Coprinus americanus

Cortinarius husseyiKey to Gilled Mushrooms     Key
This is a key to gilled mushrooms, that is, mushrooms having a definite cap with a fertile surface consisting of gills. The fruiting body usually also has a stem, although that may be lateral or absent (usually, then, the mushroom is growing from wood). You can use this key to identify mushrooms that you find.

TricholomaAgaricales     Order
Fruiting body containing fibers (usually in the stalk)

Hypholoma capnoidesBlack Spored     Suborder
Spore print black, very dark brown, purplish black, or dark purplish brown, but not fitting the Gomphidiaceae
Gills usually light grey, becoming black from spores only when very mature

Coprinus cinereusCoprinus     Genus
All deliquescing fungi go here
All striate or pleated-capped non-Gomphidius black-spored mushrooms go here (but not randomly wrinkled ones: they go in Psathyrella)
When young, the cap usually cylindrical, and in any case much taller than it is wide and hugging the stem tightly; the gills at this stage are white, and packed very close together
Cap usually deliquescing and surviving in age as uplifted tatters or split fragments
Cap often covered with powder or tiny hairs, especially when young

Coprinus comatusLarge Shaggy Scaly Inky     Section
Cap up to 6" high; white, silvery, or some light greyish brown color; covered with fibrillose shags or scabby-looking white to brownish patches of universal veil material

Coprinus americanus     Patrick

Here are the characters that distinguish this species from the others in its group.
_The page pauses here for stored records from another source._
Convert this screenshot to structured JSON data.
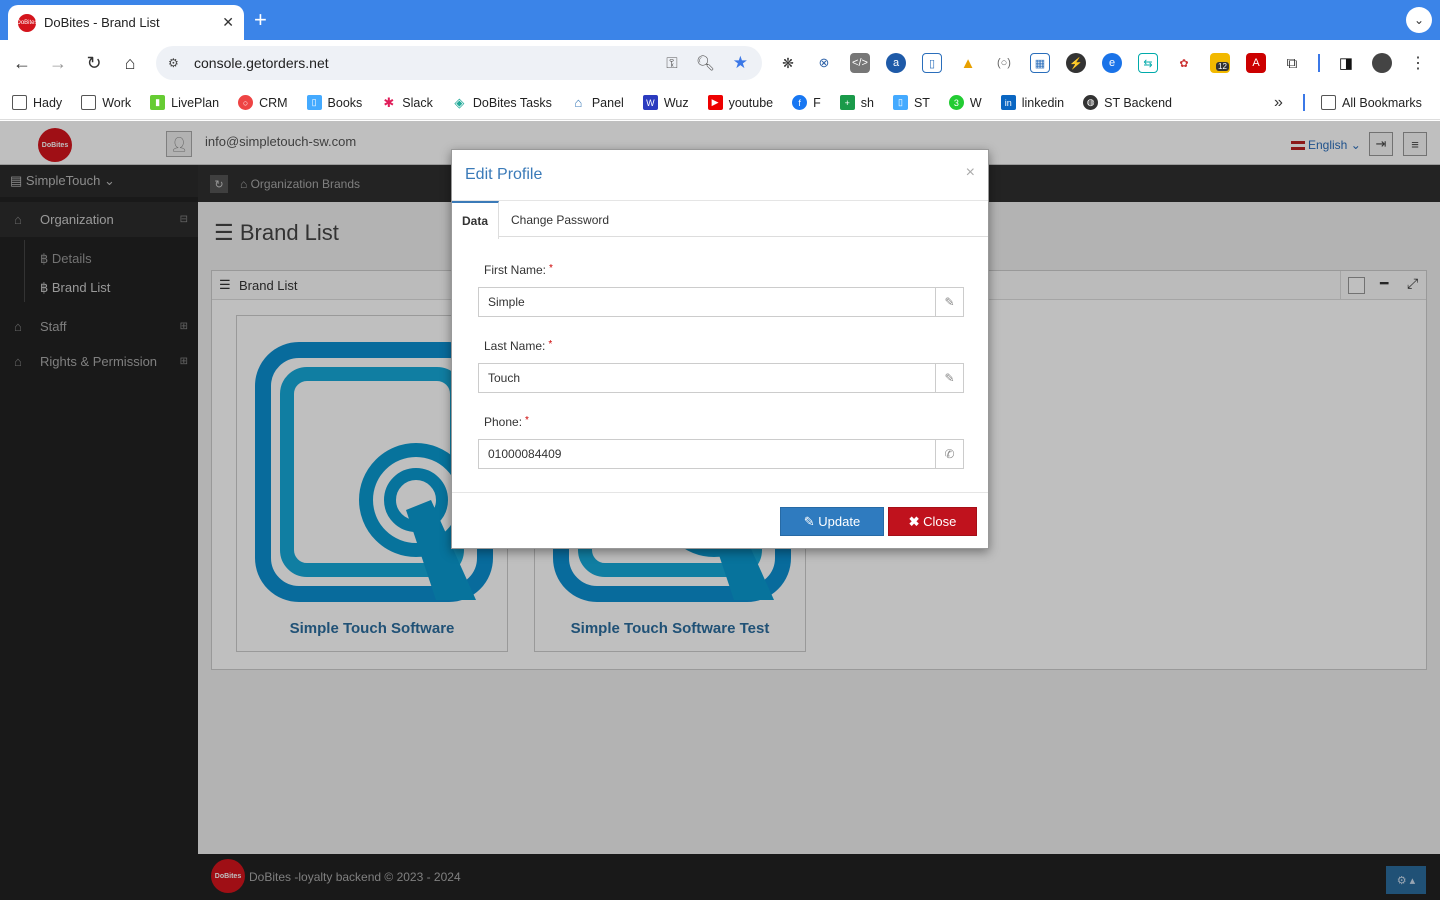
{
  "browser": {
    "tab_title": "DoBites - Brand List",
    "tab_favicon": "DoBites",
    "new_tab": "+",
    "url": "console.getorders.net",
    "bookmarks": [
      {
        "label": "Hady",
        "icon": "folder-icon"
      },
      {
        "label": "Work",
        "icon": "folder-icon"
      },
      {
        "label": "LivePlan",
        "icon": "liveplan-icon"
      },
      {
        "label": "CRM",
        "icon": "crm-icon"
      },
      {
        "label": "Books",
        "icon": "books-icon"
      },
      {
        "label": "Slack",
        "icon": "slack-icon"
      },
      {
        "label": "DoBites Tasks",
        "icon": "tasks-icon"
      },
      {
        "label": "Panel",
        "icon": "panel-icon"
      },
      {
        "label": "Wuz",
        "icon": "wuz-icon"
      },
      {
        "label": "youtube",
        "icon": "youtube-icon"
      },
      {
        "label": "F",
        "icon": "facebook-icon"
      },
      {
        "label": "sh",
        "icon": "sheets-icon"
      },
      {
        "label": "ST",
        "icon": "st-icon"
      },
      {
        "label": "W",
        "icon": "whatsapp-icon"
      },
      {
        "label": "linkedin",
        "icon": "linkedin-icon"
      },
      {
        "label": "ST Backend",
        "icon": "globe-icon"
      }
    ],
    "more_bookmarks": "»",
    "all_bookmarks": "All Bookmarks",
    "ext_badge": "12"
  },
  "header": {
    "logo": "DoBites",
    "email": "info@simpletouch-sw.com",
    "language": "English"
  },
  "sidebar": {
    "org_selector": "SimpleTouch",
    "items": [
      {
        "label": "Organization",
        "expanded": true
      },
      {
        "label": "Staff",
        "expanded": false
      },
      {
        "label": "Rights & Permission",
        "expanded": false
      }
    ],
    "subitems": [
      "Details",
      "Brand List"
    ]
  },
  "breadcrumb": "Organization Brands",
  "page": {
    "title": "Brand List",
    "panel_title": "Brand List",
    "brands": [
      {
        "name": "Simple Touch Software"
      },
      {
        "name": "Simple Touch Software Test"
      }
    ]
  },
  "footer": {
    "logo": "DoBites",
    "text": "DoBites -loyalty backend © 2023 - 2024"
  },
  "modal": {
    "title": "Edit Profile",
    "close_symbol": "×",
    "tabs": [
      "Data",
      "Change Password"
    ],
    "active_tab": "Data",
    "fields": {
      "first_name_label": "First Name:",
      "first_name_value": "Simple",
      "last_name_label": "Last Name:",
      "last_name_value": "Touch",
      "phone_label": "Phone:",
      "phone_value": "01000084409",
      "required_mark": "*"
    },
    "update_label": "Update",
    "close_label": "Close"
  },
  "colors": {
    "chrome_blue": "#3b84e8",
    "brand_red": "#d4141c",
    "primary": "#2f7bbf",
    "danger": "#c0121d"
  }
}
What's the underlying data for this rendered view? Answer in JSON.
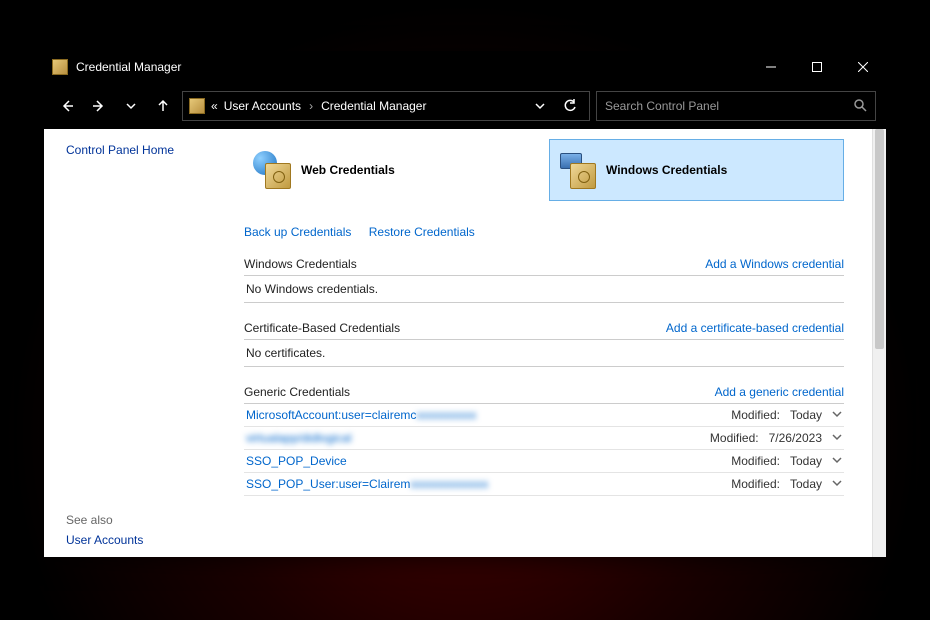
{
  "window": {
    "title": "Credential Manager"
  },
  "breadcrumb": {
    "prefix": "«",
    "item1": "User Accounts",
    "item2": "Credential Manager"
  },
  "search": {
    "placeholder": "Search Control Panel"
  },
  "sidebar": {
    "home": "Control Panel Home",
    "see_also_label": "See also",
    "user_accounts": "User Accounts"
  },
  "tabs": {
    "web": "Web Credentials",
    "windows": "Windows Credentials"
  },
  "actions": {
    "backup": "Back up Credentials",
    "restore": "Restore Credentials"
  },
  "sections": {
    "windows": {
      "title": "Windows Credentials",
      "add_link": "Add a Windows credential",
      "empty": "No Windows credentials."
    },
    "cert": {
      "title": "Certificate-Based Credentials",
      "add_link": "Add a certificate-based credential",
      "empty": "No certificates."
    },
    "generic": {
      "title": "Generic Credentials",
      "add_link": "Add a generic credential"
    }
  },
  "modified_label": "Modified:",
  "generic_items": [
    {
      "name_prefix": "MicrosoftAccount:user=clairemc",
      "name_blur": "xxxxxxxxxx",
      "modified": "Today"
    },
    {
      "name_prefix": "virtualapp/didlogical",
      "name_blur": "",
      "full_blur": true,
      "modified": "7/26/2023"
    },
    {
      "name_prefix": "SSO_POP_Device",
      "name_blur": "",
      "modified": "Today"
    },
    {
      "name_prefix": "SSO_POP_User:user=Clairem",
      "name_blur": "xxxxxxxxxxxxx",
      "modified": "Today"
    }
  ]
}
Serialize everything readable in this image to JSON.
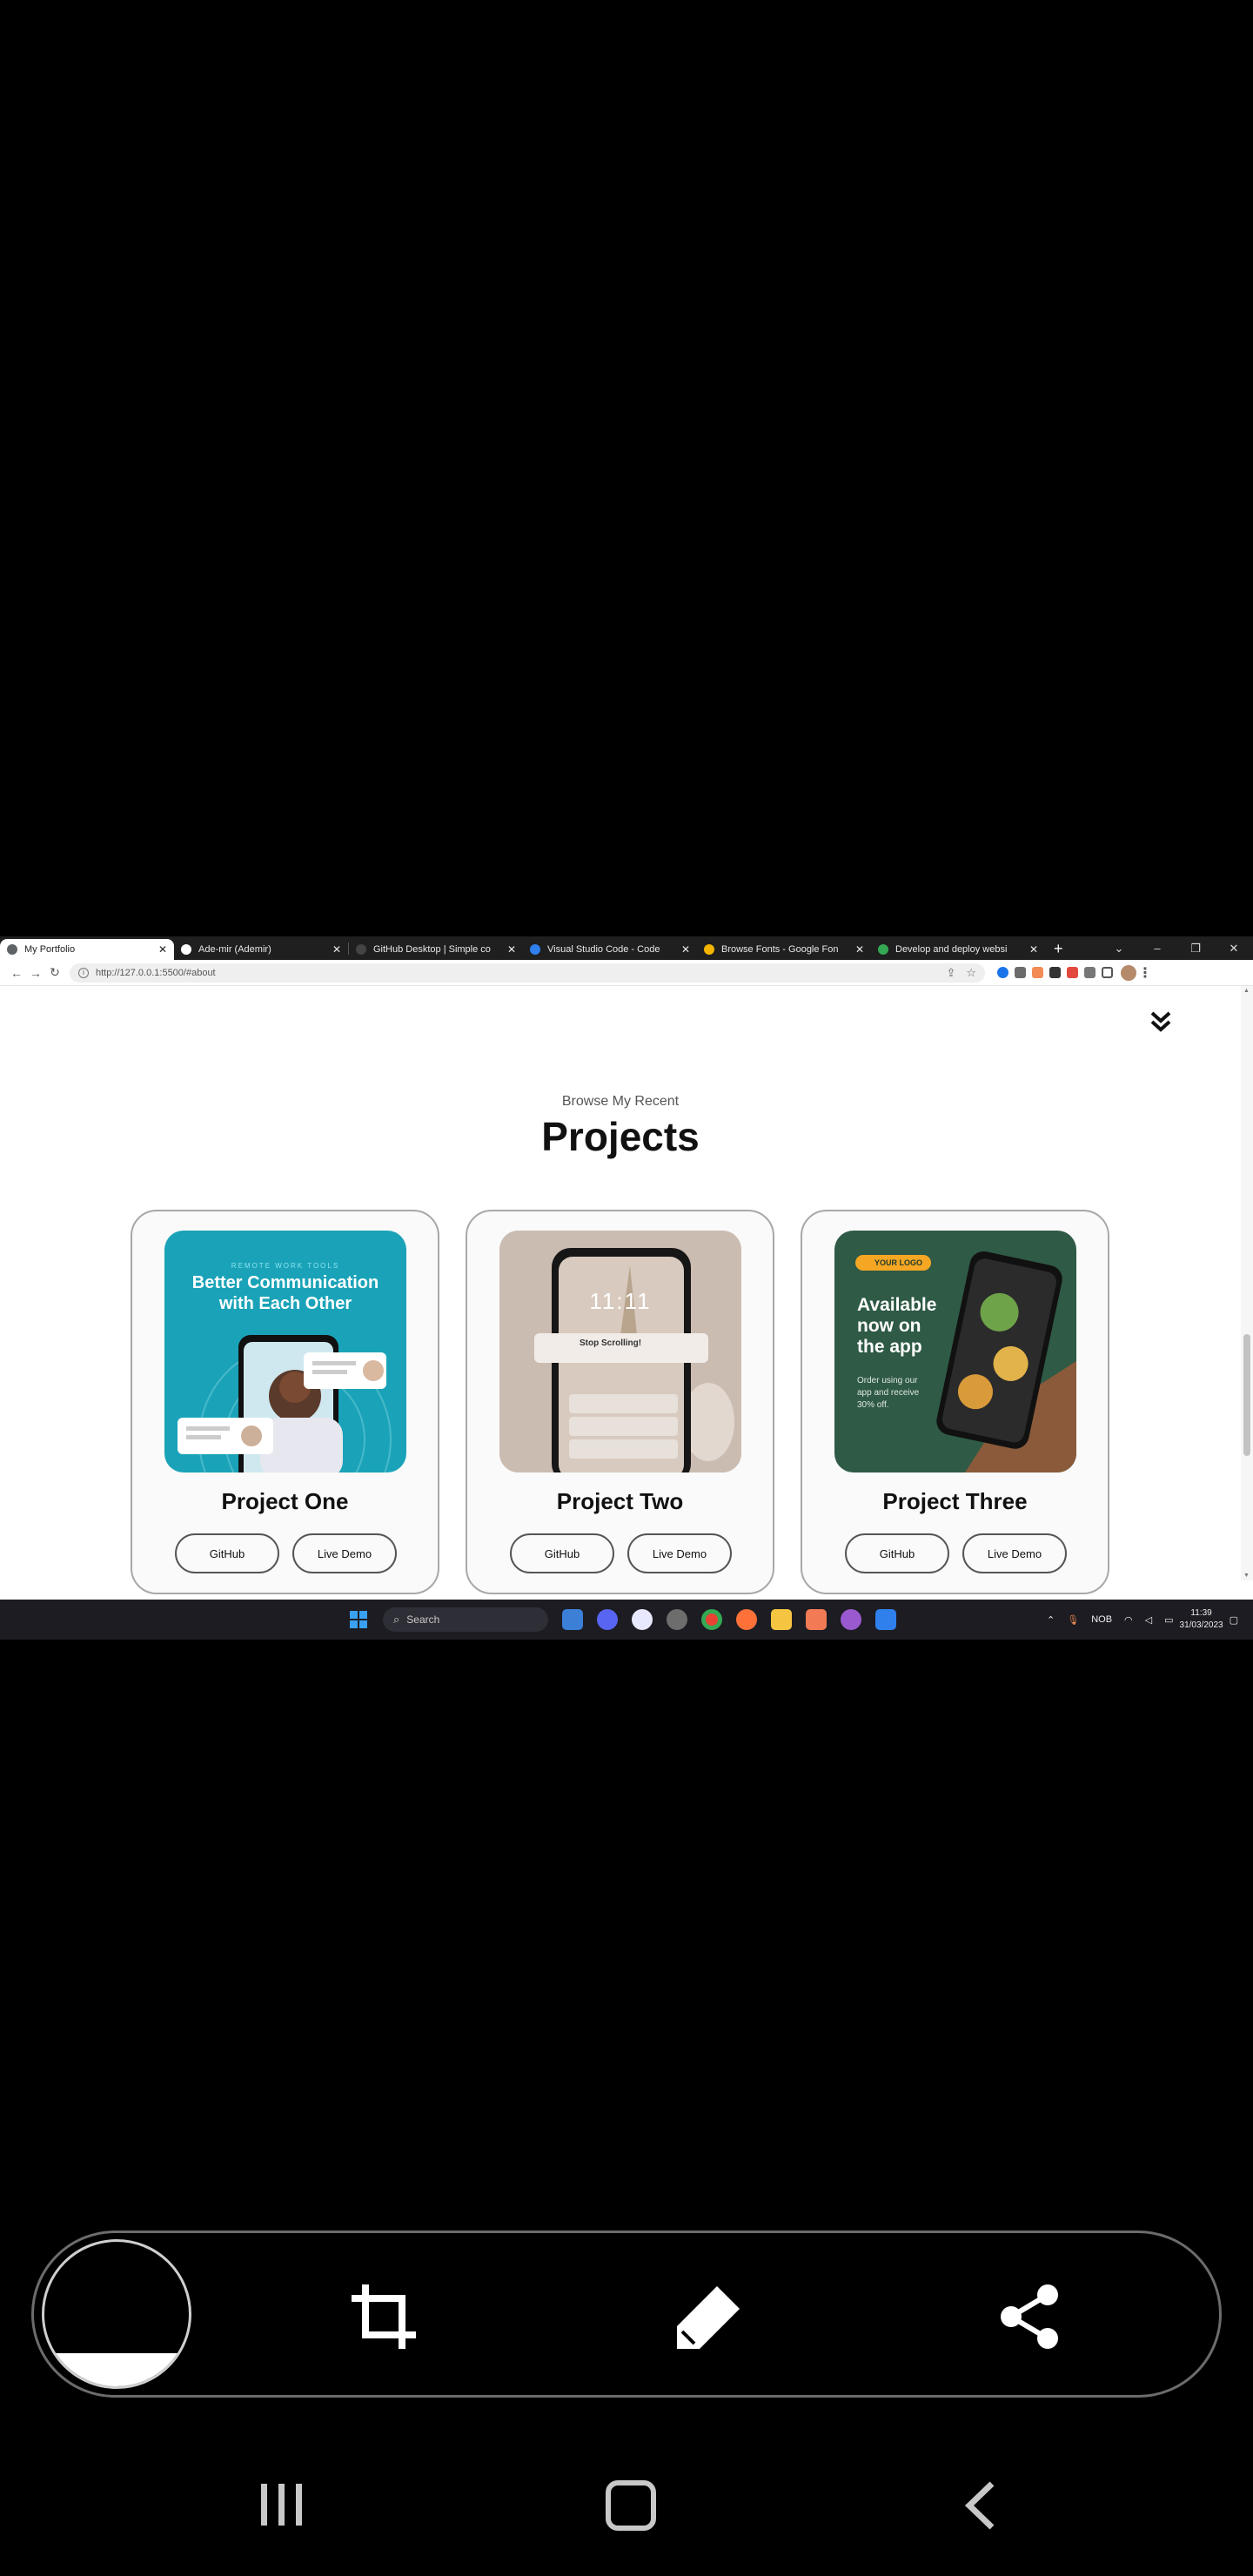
{
  "browser": {
    "tabs": [
      {
        "label": "My Portfolio",
        "active": true,
        "favicon_color": "#5f6368"
      },
      {
        "label": "Ade-mir (Ademir)",
        "active": false,
        "favicon_color": "#ffffff"
      },
      {
        "label": "GitHub Desktop | Simple co",
        "active": false,
        "favicon_color": "#444444"
      },
      {
        "label": "Visual Studio Code - Code",
        "active": false,
        "favicon_color": "#2f80ed"
      },
      {
        "label": "Browse Fonts - Google Fon",
        "active": false,
        "favicon_color": "#f4b400"
      },
      {
        "label": "Develop and deploy websi",
        "active": false,
        "favicon_color": "#34a853"
      }
    ],
    "new_tab_label": "+",
    "url": "http://127.0.0.1:5500/#about"
  },
  "page": {
    "subtitle": "Browse My Recent",
    "title": "Projects",
    "projects": [
      {
        "title": "Project One",
        "github_label": "GitHub",
        "demo_label": "Live Demo",
        "image_text_small": "REMOTE WORK TOOLS",
        "image_text_main": "Better Communication with Each Other",
        "image_bg": "#1aa3b8"
      },
      {
        "title": "Project Two",
        "github_label": "GitHub",
        "demo_label": "Live Demo",
        "image_time": "11:11",
        "image_notice": "Stop Scrolling!",
        "image_bg": "#c9b8ad"
      },
      {
        "title": "Project Three",
        "github_label": "GitHub",
        "demo_label": "Live Demo",
        "image_badge": "YOUR LOGO",
        "image_heading": "Available now on the app",
        "image_body": "Order using our app and receive 30% off.",
        "image_bg": "#2f5a45"
      }
    ]
  },
  "taskbar": {
    "search_placeholder": "Search",
    "language": "NOB",
    "time": "11:39",
    "date": "31/03/2023"
  },
  "colors": {
    "accent_orange": "#f5a623",
    "card_border": "#a8a8a8"
  }
}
For its more general characters, see higher up on the page.
If there's just a few words or a microscopic feature here, a more thorough description can be found above.


Microscropic Characters


This is a "nom. prov." in Nancy Smith Weber & A. H. Smith's (1985) A Field Guide to Southern Mushrooms. I don't know how well it has held up as a segregate from Coprinus variegatus), but it certainly fits (macroscopically) our local material. The spore size is the final arbiter of which "species" your collection belongs in